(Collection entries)
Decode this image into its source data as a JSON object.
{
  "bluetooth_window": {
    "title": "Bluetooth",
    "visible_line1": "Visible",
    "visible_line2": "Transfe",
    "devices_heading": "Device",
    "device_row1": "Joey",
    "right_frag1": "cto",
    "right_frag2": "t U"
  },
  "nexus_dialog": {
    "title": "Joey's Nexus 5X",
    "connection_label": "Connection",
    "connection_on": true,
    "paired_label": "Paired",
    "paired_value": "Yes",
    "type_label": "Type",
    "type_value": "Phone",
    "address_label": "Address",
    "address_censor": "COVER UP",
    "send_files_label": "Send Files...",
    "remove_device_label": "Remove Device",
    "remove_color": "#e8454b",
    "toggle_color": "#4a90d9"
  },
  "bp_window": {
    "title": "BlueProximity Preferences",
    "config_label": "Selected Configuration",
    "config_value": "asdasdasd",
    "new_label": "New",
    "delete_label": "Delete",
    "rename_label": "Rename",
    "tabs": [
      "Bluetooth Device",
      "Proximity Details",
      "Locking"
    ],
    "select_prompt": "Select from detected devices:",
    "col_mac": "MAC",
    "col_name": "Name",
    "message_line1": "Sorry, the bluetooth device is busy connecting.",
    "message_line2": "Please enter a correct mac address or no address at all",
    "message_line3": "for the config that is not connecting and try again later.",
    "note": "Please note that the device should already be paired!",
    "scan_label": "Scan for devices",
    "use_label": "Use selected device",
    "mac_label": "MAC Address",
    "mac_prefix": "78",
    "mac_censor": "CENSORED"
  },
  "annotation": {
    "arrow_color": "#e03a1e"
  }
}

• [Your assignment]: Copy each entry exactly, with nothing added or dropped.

• [Result for this task]:
Decode this image into its source data as a JSON object.
{
  "bluetooth_window": {
    "title": "Bluetooth",
    "visible_line1": "Visible",
    "visible_line2": "Transfe",
    "devices_heading": "Device",
    "device_row1": "Joey",
    "right_frag1": "cto",
    "right_frag2": "t U"
  },
  "nexus_dialog": {
    "title": "Joey's Nexus 5X",
    "connection_label": "Connection",
    "connection_on": true,
    "paired_label": "Paired",
    "paired_value": "Yes",
    "type_label": "Type",
    "type_value": "Phone",
    "address_label": "Address",
    "address_censor": "COVER UP",
    "send_files_label": "Send Files...",
    "remove_device_label": "Remove Device",
    "remove_color": "#e8454b",
    "toggle_color": "#4a90d9"
  },
  "bp_window": {
    "title": "BlueProximity Preferences",
    "config_label": "Selected Configuration",
    "config_value": "asdasdasd",
    "new_label": "New",
    "delete_label": "Delete",
    "rename_label": "Rename",
    "tabs": [
      "Bluetooth Device",
      "Proximity Details",
      "Locking"
    ],
    "select_prompt": "Select from detected devices:",
    "col_mac": "MAC",
    "col_name": "Name",
    "message_line1": "Sorry, the bluetooth device is busy connecting.",
    "message_line2": "Please enter a correct mac address or no address at all",
    "message_line3": "for the config that is not connecting and try again later.",
    "note": "Please note that the device should already be paired!",
    "scan_label": "Scan for devices",
    "use_label": "Use selected device",
    "mac_label": "MAC Address",
    "mac_prefix": "78",
    "mac_censor": "CENSORED"
  },
  "annotation": {
    "arrow_color": "#e03a1e"
  }
}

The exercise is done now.